One could make a strong case that the letters to Smyrna and Philadelphia are the most important ones of the seven, for in neither of them do we find one word of complaint. They both receive unqualified praise and approval. These, then, are truly churches of which Christ heartily approves. V. 7 Here we find a four-fold description of Jesus, again taken from the visionary portrait of him in chapter one. First, he is called The Holy One – An unmista...Read More

2 John [James Burnham, author of Suicide of the West, once wrote: "As a rule it is not the several values to which a man adheres that reveal most about his character and conduct, but rather the order of priority in which the values are arranged" (159). Christians are often faced with a tension between commitment to the truth and commitment to love. It sometimes seems as if we cannot pursue one without sacrificing the other. Is that true? If so, which has p...Read More

Lexical Analysis (How to do a Word Study with a minimal knowledge of Greek)Read More

Bibliography Of The Sermon on the MountRead More

Fear of God In the Bible in general: Gen. 22:1; 42:18; Job 1:8-9; Ex. 1:17,21; Gen. 28:17; Ex. 3:6; 20:20;2 Sam. 6:9; Neh. 1:11; Eccles. 12:13-14; Deut. 6:1-2,24; 8:6; Pss. 112:1; 119:63; Malachi 3:5; Lev. 19:11-14; 25:17,35-36,43; Deut.10:12,20; 13:4; Pss. 25:12-15; 33:18; 103:11,13,17; 145:19; Deut. 14:23; 17:18-19; Ps. 34:11. In Proverbs in particular: Prov. 1:7,29; 2:4-5; 3:7; 8:13; 9:10; 14:26; 15:16,33; 16:6; 22:4 Peer Pressure / Teenagers Prov. ...Read More

Most people come to the concluding five chapters of Job with great anticipation. Having endured the seemingly endless cycle of repetitive speeches, the time has finally come for God to speak. Now that Job has endured indescribable suffering, now that his three friends and Elihu have had their say, what might one expect God to say? Amazingly, all the things one might think God would say are nowhere to be found. Let's begin by noting what God does not say to Job. (...Read More

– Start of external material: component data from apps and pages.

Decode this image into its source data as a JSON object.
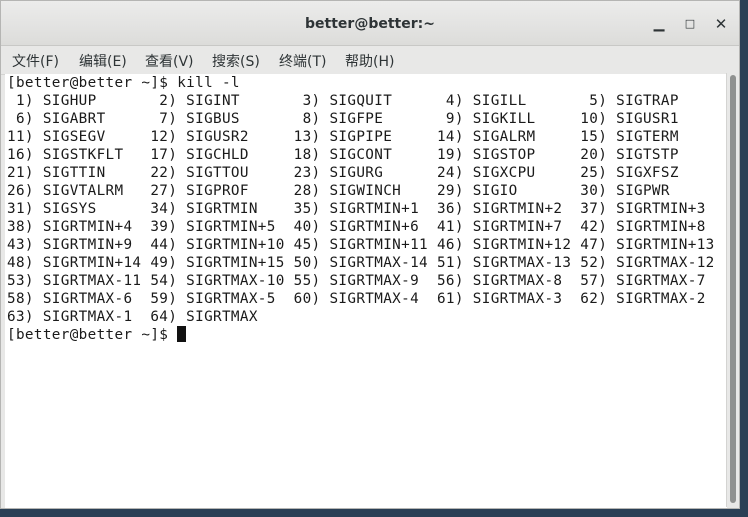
{
  "window": {
    "title": "better@better:~"
  },
  "controls": {
    "minimize": "▁",
    "maximize": "□",
    "close": "✕"
  },
  "menu": [
    {
      "label": "文件(F)"
    },
    {
      "label": "编辑(E)"
    },
    {
      "label": "查看(V)"
    },
    {
      "label": "搜索(S)"
    },
    {
      "label": "终端(T)"
    },
    {
      "label": "帮助(H)"
    }
  ],
  "terminal": {
    "command_line": "[better@better ~]$ kill -l",
    "output": [
      " 1) SIGHUP       2) SIGINT       3) SIGQUIT      4) SIGILL       5) SIGTRAP",
      " 6) SIGABRT      7) SIGBUS       8) SIGFPE       9) SIGKILL     10) SIGUSR1",
      "11) SIGSEGV     12) SIGUSR2     13) SIGPIPE     14) SIGALRM     15) SIGTERM",
      "16) SIGSTKFLT   17) SIGCHLD     18) SIGCONT     19) SIGSTOP     20) SIGTSTP",
      "21) SIGTTIN     22) SIGTTOU     23) SIGURG      24) SIGXCPU     25) SIGXFSZ",
      "26) SIGVTALRM   27) SIGPROF     28) SIGWINCH    29) SIGIO       30) SIGPWR",
      "31) SIGSYS      34) SIGRTMIN    35) SIGRTMIN+1  36) SIGRTMIN+2  37) SIGRTMIN+3",
      "38) SIGRTMIN+4  39) SIGRTMIN+5  40) SIGRTMIN+6  41) SIGRTMIN+7  42) SIGRTMIN+8",
      "43) SIGRTMIN+9  44) SIGRTMIN+10 45) SIGRTMIN+11 46) SIGRTMIN+12 47) SIGRTMIN+13",
      "48) SIGRTMIN+14 49) SIGRTMIN+15 50) SIGRTMAX-14 51) SIGRTMAX-13 52) SIGRTMAX-12",
      "53) SIGRTMAX-11 54) SIGRTMAX-10 55) SIGRTMAX-9  56) SIGRTMAX-8  57) SIGRTMAX-7",
      "58) SIGRTMAX-6  59) SIGRTMAX-5  60) SIGRTMAX-4  61) SIGRTMAX-3  62) SIGRTMAX-2",
      "63) SIGRTMAX-1  64) SIGRTMAX"
    ],
    "prompt": "[better@better ~]$ "
  },
  "colors": {
    "titlebar": "#dcdcda",
    "terminal_bg": "#ffffff",
    "desktop": "#2a3f55"
  }
}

[This bibliography contains only the more helpful commentaries on Ecclesiastes and ones with which I am personally familiar. I have placed an * after those books that I would recommend you purchase.]                   Bridges, Charles. A Commentary on Ecclesiastes. Carlisle: Banner of Truth Trust, 1981 [1860].             ...Read More

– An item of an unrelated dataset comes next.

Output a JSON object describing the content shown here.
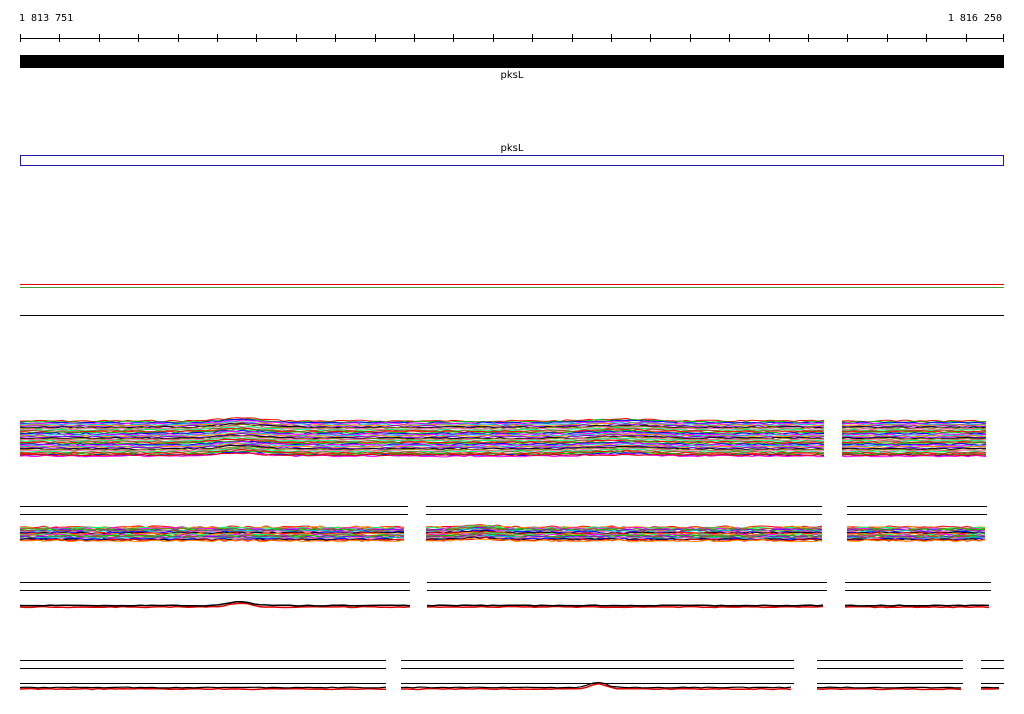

M.           Paul's Defense of his Apostolic Authority - 10:1-13:14 1.              Obedience and Discipline - 10:1-6 2.              Personal Obedience and Apostolic Commission - 10:7-18 3.              An Appeal for Acceptanc...Read More

3.         The third argument for cessationism pertains to the alleged negative assessment given by many to the nature, purpose and impact of signs, wonders and miracles in the NT. I had been taught and believed that it was an indication of spiritual immaturity to seek signs in any sense, that it was a weak faith, born of theological ignorance, that prayed for healing or a demonstration of divine power. Some are even more pointed i...Read More

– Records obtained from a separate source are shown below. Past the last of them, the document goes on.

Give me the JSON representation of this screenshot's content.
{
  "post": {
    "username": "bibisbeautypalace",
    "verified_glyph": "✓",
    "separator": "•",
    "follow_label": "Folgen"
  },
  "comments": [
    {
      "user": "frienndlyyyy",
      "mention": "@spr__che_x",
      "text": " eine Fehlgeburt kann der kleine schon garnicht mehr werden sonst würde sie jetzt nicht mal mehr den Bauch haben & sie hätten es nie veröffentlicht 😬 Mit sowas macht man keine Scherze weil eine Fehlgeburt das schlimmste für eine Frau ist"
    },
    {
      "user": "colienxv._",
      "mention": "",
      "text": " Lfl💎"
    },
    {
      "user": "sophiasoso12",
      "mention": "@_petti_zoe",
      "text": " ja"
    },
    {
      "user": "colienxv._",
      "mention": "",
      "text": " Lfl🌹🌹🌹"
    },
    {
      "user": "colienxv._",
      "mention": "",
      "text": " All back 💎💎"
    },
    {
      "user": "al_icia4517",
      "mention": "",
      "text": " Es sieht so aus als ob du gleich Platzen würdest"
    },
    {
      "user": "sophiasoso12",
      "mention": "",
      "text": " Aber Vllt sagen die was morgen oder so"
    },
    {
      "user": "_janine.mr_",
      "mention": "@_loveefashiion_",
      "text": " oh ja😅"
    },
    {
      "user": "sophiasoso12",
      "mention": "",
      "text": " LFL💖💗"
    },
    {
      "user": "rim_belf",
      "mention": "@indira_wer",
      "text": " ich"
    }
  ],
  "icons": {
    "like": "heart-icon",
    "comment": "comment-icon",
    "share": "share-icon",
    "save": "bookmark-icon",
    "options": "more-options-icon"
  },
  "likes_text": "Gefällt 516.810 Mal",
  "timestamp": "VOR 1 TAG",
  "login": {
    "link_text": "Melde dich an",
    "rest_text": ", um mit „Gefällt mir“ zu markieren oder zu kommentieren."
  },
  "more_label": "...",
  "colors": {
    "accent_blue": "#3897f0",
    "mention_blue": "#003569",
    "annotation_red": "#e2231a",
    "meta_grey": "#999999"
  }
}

I have placed an asterisk (*) after those commentaries that I recommend most highly.] Barnett, Paul. The Message of 2 Corinthians: Power in Weakness (Bible Speaks Today series). Downers Grove: IVP, 1988. ______. The Second Epistle to the Corinthians. Grand Rapids: William B. Eerdmans Publishing Co., 1997.* Barrett, C. K. A Commentary on the Second Epistle to the Corinthians. New York: Harper & Row Publishers, 1973. Belleville, Linda L. 2 Corinthians (IVP New Test...Read More

A Brief Annotated Bibliography of EphesiansRead More

The courier who had been entrusted by the apostle John with the seven letters to the seven churches neared his journey’s end. Having embarked from the island of Patmos with the book of Revelation securely tucked away in his messenger’s pouch, he would have begun his travel along the circular route by first visiting Ephesus. Moving northward he would pass through the cities of Smyrna and Pergamum, at which point, turning southeast, his journey would lead him t...Read More